Unquestionably, physicians should contact their EHR vendor and additionally their IT providers if their EHR crashes.
Specialists said that action alone won't be sufficient to guarantee that the practice can keep on operating while the systems are down.
Gettinger said physicians ought to decide ahead of time what different strides to take in the event of a system failure or system crash and formalize them in a calamity recuperation business coherence design in view of their dangers and prerequisites.
7 things to do to avoid or prepare for a EHR systems crash:
• Backup records and data on the most proficient method to get to them. Gettinger said reinforcements, regardless of whether cloud-based or in discs or tapes, ought to be held outside the geographic area that houses the fundamental system, so if a local calamity takes out the primary EHR system, it won't take out the backup system too.
• An uninterruptible power supply, an electrical gadget that gives instant energy to the PC hardware for a brief amount of time, or potentially a crisis generator to control the systems if power is out.
• Contracts that determine in detail what the EHR vendor is required to do in such occasions.
• Paper charts.

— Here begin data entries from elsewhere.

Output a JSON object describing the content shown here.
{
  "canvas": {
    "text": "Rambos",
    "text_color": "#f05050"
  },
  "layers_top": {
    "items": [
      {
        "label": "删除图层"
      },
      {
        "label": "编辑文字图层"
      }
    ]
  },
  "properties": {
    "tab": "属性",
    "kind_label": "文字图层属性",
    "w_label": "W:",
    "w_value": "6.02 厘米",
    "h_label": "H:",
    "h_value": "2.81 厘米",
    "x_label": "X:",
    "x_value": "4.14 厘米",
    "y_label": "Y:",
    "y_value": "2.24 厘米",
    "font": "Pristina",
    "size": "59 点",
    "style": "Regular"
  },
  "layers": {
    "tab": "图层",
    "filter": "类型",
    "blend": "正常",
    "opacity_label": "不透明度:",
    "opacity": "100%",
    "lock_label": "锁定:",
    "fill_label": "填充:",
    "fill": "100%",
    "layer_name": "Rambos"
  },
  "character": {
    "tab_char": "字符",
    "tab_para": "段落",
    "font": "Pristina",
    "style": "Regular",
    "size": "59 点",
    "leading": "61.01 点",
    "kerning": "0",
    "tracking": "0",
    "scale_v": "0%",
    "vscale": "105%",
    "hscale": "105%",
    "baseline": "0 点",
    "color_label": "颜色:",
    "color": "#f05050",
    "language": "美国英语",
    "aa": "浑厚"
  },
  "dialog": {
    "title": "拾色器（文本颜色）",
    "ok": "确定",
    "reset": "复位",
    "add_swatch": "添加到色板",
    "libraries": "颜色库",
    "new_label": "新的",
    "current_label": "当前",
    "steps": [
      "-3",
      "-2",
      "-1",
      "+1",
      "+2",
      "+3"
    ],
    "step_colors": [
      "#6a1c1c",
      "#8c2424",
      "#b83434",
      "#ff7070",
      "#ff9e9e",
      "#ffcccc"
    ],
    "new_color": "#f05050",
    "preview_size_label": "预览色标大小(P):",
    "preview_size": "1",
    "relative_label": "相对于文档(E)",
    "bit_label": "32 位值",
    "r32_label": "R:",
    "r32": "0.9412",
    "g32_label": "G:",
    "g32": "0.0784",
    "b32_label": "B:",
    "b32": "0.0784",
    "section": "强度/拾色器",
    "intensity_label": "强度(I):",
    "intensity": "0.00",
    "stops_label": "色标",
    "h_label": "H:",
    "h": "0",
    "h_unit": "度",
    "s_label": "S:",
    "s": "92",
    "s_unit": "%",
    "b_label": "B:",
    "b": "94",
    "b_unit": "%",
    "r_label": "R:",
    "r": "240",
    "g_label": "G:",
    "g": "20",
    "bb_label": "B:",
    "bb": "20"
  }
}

Lee Kim, director of privacy and security at the Healthcare Information and Management Systems Society North America, said physicians should draft chart formats ahead of time, drawing and plotting their own workflows to figure out what information they need to have about any given patient. "Ensure you have each data point you require on that format," Kim included.
• A plan to request that patients bring printed duplicates of applicable records if they can get their records through their patient portal.
• An approach to modify the schedule until the point that the full usefulness of the EHR system is reestablished. "Your effectiveness will be lower, so you'll need to represent that – maybe by extending time for every arrangement," Gettinger said.
• Regular drills. "One ought to consider rehearsing ahead of time, on the grounds that the more you hone for things, the more probable it is to go easily when you do have a blackout." Gettinger said.